In the material below, count the lines with the word "level" and state that number only.

SUPPLIED MATERIAL
◆ ◆ ◆ ◆

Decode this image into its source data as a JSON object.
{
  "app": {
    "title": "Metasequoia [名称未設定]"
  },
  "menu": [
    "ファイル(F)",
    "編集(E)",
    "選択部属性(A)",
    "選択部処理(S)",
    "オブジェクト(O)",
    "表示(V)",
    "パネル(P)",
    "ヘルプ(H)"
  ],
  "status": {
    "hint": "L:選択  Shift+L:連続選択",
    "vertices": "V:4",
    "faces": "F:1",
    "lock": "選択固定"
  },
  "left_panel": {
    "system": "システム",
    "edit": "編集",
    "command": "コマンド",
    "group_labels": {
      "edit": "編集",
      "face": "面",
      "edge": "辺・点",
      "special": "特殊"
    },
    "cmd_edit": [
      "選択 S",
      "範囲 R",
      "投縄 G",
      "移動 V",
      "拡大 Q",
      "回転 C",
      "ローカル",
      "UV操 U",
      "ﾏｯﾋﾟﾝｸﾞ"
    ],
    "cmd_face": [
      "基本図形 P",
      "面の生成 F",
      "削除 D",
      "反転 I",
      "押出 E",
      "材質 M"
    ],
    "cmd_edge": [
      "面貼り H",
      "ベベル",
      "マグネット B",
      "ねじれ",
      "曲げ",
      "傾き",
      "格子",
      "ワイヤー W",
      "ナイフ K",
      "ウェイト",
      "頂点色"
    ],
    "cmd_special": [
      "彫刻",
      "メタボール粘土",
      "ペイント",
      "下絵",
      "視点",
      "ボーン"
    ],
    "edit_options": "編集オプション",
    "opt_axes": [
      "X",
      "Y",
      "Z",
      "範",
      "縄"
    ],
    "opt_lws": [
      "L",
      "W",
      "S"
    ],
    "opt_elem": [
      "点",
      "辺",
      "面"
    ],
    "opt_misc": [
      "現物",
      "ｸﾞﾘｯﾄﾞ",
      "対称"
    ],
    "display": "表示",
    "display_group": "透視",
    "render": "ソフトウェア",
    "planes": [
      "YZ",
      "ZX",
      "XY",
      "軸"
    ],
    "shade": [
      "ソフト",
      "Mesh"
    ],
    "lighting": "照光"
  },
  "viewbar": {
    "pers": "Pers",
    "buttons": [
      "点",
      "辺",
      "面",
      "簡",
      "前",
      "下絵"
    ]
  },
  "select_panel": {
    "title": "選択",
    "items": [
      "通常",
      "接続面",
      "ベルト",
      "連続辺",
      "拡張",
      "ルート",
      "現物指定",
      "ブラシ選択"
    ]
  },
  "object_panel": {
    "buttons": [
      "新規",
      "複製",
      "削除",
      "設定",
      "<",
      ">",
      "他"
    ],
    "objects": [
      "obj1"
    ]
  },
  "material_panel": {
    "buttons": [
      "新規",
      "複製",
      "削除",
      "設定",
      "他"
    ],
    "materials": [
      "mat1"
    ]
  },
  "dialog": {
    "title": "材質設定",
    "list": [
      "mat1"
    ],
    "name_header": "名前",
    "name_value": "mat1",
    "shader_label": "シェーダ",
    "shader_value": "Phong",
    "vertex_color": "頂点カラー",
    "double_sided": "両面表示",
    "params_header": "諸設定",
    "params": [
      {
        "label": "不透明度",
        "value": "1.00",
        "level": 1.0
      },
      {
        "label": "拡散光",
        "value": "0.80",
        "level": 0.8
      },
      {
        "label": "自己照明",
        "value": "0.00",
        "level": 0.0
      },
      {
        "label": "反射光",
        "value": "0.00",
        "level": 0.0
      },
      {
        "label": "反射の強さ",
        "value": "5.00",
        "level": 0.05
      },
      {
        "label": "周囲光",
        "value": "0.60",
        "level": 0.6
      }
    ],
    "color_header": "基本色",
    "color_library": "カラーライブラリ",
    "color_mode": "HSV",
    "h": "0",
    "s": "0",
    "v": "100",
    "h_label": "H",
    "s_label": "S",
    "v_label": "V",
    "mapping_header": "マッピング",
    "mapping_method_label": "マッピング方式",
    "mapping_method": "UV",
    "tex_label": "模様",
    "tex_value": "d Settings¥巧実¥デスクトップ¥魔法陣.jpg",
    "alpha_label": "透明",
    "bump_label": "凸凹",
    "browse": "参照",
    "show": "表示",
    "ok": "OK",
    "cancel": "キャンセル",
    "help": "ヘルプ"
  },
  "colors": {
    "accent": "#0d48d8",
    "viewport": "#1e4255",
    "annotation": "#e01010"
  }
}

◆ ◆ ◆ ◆

RESPONSE BOX
6